■ **Assignment**
Could you please find each line in the records that contains the word "suchnerve" and copy it?

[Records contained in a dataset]

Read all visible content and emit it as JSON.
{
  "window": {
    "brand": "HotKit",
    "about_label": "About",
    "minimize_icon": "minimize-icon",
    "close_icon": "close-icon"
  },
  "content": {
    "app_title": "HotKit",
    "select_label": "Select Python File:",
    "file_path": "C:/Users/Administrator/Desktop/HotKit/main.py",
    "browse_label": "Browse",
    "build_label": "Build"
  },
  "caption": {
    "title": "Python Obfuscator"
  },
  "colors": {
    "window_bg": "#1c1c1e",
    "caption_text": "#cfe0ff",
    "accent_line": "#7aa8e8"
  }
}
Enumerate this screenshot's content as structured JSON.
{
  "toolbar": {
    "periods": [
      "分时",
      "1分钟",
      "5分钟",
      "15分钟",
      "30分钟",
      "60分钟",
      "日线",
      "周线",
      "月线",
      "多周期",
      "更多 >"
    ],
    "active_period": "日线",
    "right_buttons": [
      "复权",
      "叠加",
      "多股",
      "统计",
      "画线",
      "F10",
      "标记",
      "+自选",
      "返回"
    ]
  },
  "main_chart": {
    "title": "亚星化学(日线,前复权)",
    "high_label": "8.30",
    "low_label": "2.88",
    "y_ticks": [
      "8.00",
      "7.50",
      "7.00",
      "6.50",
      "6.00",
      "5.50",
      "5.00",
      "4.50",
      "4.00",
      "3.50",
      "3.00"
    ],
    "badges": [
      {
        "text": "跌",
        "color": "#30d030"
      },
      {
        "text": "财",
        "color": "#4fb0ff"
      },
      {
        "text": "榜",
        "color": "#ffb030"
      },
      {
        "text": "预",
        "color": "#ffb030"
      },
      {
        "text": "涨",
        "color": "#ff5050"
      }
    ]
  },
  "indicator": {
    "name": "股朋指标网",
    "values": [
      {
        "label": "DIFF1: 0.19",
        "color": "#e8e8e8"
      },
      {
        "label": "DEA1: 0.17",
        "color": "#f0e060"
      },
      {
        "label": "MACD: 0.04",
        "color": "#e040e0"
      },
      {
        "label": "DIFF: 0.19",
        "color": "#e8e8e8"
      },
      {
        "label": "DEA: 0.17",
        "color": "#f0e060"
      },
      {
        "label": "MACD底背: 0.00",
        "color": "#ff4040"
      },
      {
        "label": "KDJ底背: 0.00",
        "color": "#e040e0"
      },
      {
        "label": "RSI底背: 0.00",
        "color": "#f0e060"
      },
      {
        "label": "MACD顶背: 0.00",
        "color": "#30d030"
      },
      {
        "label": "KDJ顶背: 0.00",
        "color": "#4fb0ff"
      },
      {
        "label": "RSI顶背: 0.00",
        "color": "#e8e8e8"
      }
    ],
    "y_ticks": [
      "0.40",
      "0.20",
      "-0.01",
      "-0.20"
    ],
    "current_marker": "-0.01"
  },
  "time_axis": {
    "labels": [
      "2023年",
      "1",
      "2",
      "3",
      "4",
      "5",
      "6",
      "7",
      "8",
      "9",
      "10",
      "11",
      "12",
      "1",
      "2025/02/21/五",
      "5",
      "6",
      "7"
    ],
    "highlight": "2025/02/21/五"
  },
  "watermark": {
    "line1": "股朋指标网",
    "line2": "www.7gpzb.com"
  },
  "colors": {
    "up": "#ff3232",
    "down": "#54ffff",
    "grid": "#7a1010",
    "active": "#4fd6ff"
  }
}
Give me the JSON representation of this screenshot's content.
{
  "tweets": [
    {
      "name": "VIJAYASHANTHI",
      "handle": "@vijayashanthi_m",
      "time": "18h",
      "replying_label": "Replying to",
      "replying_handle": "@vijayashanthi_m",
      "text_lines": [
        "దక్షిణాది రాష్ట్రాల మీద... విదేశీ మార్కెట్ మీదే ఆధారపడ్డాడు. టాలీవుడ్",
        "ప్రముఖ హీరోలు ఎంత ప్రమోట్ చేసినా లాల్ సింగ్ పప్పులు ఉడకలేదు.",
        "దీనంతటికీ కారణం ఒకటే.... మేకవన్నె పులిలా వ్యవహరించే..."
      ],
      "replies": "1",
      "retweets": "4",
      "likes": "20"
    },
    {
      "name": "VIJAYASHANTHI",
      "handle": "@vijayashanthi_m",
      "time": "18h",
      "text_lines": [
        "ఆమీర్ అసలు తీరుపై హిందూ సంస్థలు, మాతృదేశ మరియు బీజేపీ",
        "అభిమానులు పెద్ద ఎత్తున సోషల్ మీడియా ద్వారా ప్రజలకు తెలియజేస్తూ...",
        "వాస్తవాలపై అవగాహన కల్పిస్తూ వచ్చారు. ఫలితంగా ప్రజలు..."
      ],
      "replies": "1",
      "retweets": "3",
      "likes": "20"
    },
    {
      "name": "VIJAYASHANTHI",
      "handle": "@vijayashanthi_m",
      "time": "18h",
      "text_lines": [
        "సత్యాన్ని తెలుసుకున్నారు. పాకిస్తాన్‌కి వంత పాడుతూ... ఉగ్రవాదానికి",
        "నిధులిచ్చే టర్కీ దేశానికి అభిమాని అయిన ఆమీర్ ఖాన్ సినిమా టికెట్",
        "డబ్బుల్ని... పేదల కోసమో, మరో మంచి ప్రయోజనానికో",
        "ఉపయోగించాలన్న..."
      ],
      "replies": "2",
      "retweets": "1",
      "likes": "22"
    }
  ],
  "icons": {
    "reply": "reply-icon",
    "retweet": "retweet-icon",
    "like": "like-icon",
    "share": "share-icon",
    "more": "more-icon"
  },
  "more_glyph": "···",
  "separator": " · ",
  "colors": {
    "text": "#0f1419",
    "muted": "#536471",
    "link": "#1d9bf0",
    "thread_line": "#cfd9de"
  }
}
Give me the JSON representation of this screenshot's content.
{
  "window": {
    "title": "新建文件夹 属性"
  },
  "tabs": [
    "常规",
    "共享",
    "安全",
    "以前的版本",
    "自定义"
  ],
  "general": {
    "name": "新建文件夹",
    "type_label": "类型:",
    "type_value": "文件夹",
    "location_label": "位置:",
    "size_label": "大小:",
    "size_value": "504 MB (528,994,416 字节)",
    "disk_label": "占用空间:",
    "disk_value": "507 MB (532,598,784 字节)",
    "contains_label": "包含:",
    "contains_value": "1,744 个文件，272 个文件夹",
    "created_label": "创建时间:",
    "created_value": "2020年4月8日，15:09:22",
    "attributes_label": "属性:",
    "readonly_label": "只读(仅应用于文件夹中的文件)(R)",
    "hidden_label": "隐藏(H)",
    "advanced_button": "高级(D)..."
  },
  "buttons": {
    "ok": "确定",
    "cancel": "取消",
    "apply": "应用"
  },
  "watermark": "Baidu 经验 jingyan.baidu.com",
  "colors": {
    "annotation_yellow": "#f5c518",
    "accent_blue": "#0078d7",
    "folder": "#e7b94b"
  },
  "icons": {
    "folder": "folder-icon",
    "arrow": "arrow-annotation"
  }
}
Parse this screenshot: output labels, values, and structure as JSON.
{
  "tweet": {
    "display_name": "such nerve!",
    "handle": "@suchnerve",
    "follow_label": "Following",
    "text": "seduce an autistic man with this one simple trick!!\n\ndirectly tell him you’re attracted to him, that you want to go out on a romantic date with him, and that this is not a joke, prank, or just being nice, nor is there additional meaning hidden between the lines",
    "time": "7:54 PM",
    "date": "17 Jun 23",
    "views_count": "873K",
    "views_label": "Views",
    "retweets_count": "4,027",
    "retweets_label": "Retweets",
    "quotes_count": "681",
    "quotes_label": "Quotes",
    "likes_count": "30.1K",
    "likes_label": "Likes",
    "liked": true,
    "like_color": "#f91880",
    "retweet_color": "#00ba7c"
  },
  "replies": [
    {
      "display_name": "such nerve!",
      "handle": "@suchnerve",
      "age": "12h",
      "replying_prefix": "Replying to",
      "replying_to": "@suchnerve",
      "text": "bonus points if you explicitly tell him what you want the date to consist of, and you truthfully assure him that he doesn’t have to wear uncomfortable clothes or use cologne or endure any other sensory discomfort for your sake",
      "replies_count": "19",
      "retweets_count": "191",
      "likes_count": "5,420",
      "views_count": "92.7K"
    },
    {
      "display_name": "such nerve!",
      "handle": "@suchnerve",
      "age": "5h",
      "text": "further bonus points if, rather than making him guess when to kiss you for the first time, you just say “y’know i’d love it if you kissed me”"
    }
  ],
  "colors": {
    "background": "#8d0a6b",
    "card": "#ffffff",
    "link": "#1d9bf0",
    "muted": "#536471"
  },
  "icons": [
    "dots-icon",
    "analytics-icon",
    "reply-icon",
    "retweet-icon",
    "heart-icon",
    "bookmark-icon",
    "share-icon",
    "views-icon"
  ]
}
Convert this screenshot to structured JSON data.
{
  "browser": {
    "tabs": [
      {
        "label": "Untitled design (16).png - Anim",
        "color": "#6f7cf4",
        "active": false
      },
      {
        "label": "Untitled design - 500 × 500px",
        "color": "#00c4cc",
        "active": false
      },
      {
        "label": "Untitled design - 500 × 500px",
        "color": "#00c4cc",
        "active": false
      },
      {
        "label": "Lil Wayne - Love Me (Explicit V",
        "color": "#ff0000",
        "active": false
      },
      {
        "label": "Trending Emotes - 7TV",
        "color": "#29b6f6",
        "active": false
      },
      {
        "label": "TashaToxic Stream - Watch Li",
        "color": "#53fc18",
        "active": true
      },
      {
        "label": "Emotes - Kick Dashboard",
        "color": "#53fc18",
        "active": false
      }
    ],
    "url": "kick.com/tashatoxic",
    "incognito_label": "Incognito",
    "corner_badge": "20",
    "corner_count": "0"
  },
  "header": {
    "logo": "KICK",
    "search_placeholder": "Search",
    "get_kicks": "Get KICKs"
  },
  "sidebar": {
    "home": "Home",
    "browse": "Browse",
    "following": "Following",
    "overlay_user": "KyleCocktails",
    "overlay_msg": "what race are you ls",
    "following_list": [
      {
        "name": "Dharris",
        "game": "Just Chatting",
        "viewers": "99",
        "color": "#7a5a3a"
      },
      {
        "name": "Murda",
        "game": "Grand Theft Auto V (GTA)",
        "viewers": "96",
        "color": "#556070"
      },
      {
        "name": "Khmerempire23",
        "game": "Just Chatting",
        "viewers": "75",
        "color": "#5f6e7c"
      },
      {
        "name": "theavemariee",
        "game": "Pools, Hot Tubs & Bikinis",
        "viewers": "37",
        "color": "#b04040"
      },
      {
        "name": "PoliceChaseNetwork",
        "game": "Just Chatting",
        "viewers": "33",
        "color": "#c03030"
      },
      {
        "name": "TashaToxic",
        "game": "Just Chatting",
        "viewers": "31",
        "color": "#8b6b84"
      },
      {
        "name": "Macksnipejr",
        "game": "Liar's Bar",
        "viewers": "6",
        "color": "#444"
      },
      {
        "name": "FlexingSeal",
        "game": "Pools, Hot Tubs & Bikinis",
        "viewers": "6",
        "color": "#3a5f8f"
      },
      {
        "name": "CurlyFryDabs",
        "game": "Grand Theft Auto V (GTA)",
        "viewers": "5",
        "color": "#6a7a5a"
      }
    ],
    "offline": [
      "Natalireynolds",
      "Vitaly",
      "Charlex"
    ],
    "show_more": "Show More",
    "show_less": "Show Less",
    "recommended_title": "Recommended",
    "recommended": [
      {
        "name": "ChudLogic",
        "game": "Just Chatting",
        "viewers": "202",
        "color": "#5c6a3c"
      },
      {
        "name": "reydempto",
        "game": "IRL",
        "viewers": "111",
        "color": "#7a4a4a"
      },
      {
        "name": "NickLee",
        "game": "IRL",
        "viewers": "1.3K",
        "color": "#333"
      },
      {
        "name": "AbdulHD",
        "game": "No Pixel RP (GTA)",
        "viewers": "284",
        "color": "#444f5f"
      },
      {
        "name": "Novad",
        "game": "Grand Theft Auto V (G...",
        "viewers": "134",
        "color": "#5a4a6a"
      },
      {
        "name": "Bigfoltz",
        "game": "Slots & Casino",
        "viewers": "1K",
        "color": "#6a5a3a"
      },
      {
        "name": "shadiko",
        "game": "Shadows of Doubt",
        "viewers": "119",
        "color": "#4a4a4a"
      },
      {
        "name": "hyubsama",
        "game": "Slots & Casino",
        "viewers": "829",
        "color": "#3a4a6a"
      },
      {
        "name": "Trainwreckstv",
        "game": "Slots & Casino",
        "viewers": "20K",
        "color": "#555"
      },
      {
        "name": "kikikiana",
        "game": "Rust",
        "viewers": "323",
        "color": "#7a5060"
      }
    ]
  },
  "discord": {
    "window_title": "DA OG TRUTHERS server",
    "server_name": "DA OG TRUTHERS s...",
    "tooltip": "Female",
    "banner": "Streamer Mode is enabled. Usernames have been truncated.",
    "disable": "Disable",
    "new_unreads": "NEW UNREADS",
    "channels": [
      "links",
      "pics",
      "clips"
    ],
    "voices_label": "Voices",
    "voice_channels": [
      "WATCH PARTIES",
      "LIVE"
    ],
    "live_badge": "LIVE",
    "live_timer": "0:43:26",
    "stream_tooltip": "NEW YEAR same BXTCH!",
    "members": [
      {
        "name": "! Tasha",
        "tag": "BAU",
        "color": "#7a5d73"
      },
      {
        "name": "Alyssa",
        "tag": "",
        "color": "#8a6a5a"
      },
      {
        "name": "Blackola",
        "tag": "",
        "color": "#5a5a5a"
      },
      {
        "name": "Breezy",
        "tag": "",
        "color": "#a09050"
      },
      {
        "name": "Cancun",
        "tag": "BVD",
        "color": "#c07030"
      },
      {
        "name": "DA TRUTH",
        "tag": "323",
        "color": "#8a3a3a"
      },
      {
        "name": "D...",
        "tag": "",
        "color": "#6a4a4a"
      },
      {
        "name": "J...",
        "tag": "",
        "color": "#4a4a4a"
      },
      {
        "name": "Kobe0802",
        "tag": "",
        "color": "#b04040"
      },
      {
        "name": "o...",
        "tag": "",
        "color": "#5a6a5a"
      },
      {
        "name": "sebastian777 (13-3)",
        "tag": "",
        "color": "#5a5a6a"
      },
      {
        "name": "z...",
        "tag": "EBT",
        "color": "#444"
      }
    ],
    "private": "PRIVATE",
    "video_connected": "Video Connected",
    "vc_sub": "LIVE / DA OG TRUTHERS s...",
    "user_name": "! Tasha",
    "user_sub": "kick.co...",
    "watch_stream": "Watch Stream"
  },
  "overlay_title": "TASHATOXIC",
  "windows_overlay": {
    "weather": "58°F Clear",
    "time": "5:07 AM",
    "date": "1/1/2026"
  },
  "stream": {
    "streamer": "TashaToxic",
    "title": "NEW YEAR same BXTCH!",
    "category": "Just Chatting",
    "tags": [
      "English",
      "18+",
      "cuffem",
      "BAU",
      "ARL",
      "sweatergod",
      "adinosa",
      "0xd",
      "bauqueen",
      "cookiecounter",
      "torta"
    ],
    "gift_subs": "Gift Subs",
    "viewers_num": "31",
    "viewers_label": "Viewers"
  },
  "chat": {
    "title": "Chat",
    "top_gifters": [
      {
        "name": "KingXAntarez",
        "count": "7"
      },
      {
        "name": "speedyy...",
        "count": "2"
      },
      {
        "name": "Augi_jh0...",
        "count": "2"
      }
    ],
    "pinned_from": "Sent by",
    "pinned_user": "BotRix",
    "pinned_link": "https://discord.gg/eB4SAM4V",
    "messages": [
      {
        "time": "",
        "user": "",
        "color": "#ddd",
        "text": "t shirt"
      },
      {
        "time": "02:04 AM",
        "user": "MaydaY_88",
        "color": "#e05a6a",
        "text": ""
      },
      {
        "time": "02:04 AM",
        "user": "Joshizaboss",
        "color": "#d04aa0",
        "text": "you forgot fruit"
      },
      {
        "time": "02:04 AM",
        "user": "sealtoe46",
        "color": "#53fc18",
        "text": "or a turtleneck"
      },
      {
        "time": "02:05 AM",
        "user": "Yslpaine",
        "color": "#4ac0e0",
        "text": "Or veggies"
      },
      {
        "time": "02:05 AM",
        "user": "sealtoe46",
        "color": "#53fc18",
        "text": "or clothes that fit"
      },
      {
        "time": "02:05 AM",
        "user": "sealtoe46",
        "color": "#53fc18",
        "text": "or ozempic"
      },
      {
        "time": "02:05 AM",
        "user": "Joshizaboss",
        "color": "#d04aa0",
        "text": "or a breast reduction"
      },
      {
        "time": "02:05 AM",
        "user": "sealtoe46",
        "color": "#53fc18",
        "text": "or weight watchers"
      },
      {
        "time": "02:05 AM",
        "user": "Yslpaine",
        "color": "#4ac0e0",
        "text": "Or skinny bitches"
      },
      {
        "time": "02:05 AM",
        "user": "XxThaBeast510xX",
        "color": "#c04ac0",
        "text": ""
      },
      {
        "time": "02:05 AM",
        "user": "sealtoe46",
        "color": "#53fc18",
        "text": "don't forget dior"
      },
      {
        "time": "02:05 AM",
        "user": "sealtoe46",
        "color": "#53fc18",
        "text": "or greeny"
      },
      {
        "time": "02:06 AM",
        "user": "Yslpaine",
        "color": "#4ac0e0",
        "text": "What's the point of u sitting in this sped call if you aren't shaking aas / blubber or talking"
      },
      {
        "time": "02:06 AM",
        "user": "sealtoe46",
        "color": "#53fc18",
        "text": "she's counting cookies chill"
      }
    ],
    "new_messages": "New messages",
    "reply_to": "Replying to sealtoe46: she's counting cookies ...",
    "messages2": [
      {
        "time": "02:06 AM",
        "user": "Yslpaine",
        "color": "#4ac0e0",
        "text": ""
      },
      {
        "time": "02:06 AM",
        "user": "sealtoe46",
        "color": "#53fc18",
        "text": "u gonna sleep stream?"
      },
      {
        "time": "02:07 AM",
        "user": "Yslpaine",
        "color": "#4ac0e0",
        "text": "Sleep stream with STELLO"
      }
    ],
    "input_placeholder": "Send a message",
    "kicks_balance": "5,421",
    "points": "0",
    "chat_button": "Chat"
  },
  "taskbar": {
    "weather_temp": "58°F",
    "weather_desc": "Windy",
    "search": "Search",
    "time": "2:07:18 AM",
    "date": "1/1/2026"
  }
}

■ **Written reply**
    "handle": "@suchnerve",
      "handle": "@suchnerve",
      "replying_to": "@suchnerve",
      "handle": "@suchnerve",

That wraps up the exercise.